by DeCarlos Garrison, CEO of Bandbasher
The past and the future are often mirrors of one another. From the way I see it, the future of hip hop needs to better reflect its past, while embracing its recent upswing in market power. I’m looking at this as a manager, as someone who worked closely with hip hop artists and hit-makers.
I see the future in artists finding a slower (but harder) way to build a career, one built on their voice and vision, not on trends and gimmicks.
First, let’s look at the past and what it teaches us. Back in the day, and into the music’s second decade or so, you had whole range of distinct voices, with their own messages and sound. Some were goofy (Jazzy Jeff and the Fresh Prince, Kid and Play), some tough (Ice Cube, NWA, Snoop), some game changers (Erik B and Rakim, Jay-Z, Tupac), some political (Naz, Common), but there were all different from one another.
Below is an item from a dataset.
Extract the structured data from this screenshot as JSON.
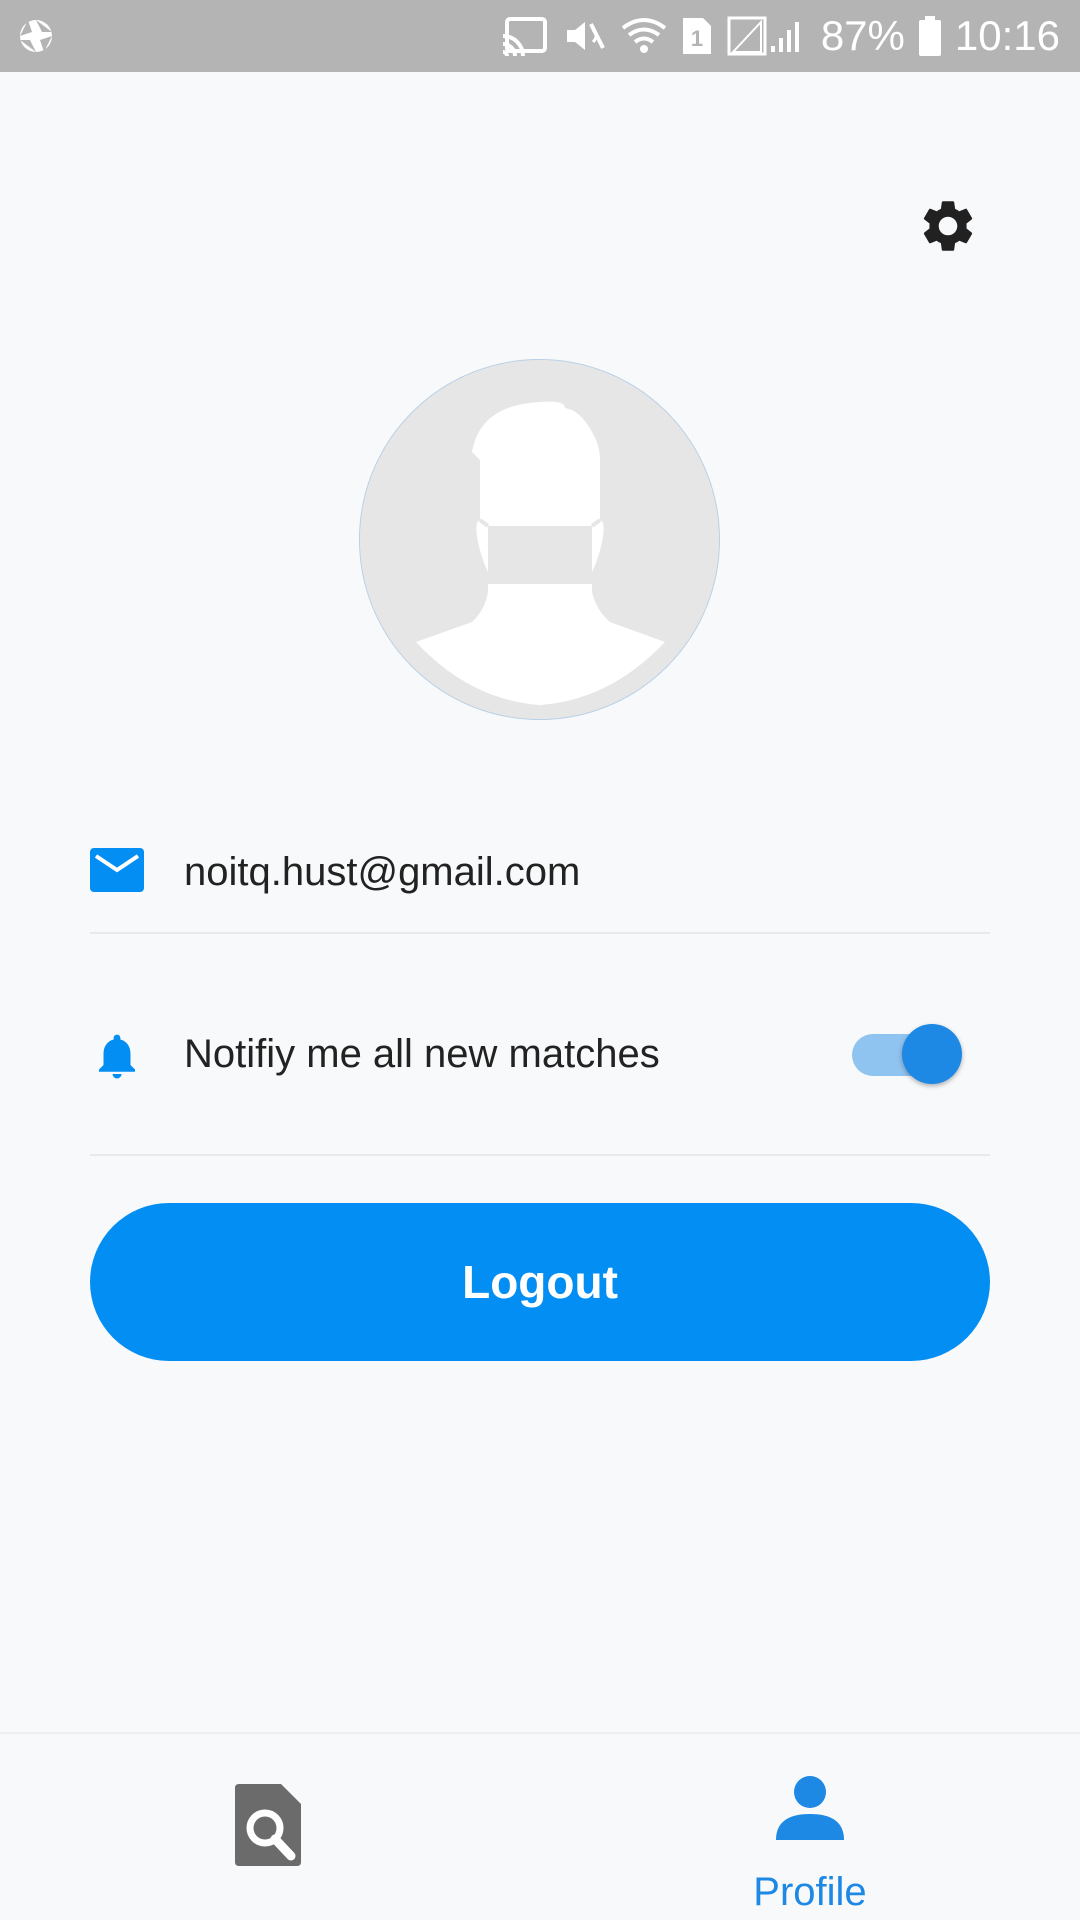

You could tell them apart from the first beat or the first syllable. These artists turned an obscure party genre into a worldwide phenomenon. They built a whole new musical world and revealed everything hip hop can do.
Now, the market for hip hop is bigger. The mainstream music business has taken notice, and there’s more money to be made–and made faster. Social media platforms work like gasoline on the fire, accelerating the potential rise from nobody to star. But these platforms want one thing and one thing only: Content, and more of it, and now.
This leads to one of the real issues in hip hop today. Churning out tracks and putting basically anything out there, artists aren’t taking the time to find their voices. They are copying the sound that’s hot that month (or that week or that hour).
That’s why you remember way more styles lately than you do artists: The artists all sound the same. They’re chasing celebrity, not excellence. They want that meteoric rise and aren’t really thinking about the future.
This is a generalization, of course, and there are unique artist voices out there right now like Kendrick Lamar and Joyner Lucas, who I expect will take the industry by storm. But the overall trend needs to change.
Artists and their teams need to shift focus to ensure a creative, innovative future for hip hop. We need voices with something to say, producers who create sounds regardless of how fashionable they are.
Of course, we also need listeners and fans who are willing to take risks, expand their ears, and invest in artists that make the kind of music they love. We need ways to connect artists and fans so that both can benefit.
We need to think long term, not viral. We need to love the music, not the artist’s brand or look on socials or the sound du jour. Artists and managers need to educate themselves so that they can have this long career trajectory, instead of a steep growth curve for a track everyone forgets the next day. That’s the future of hip hop, and we can build it.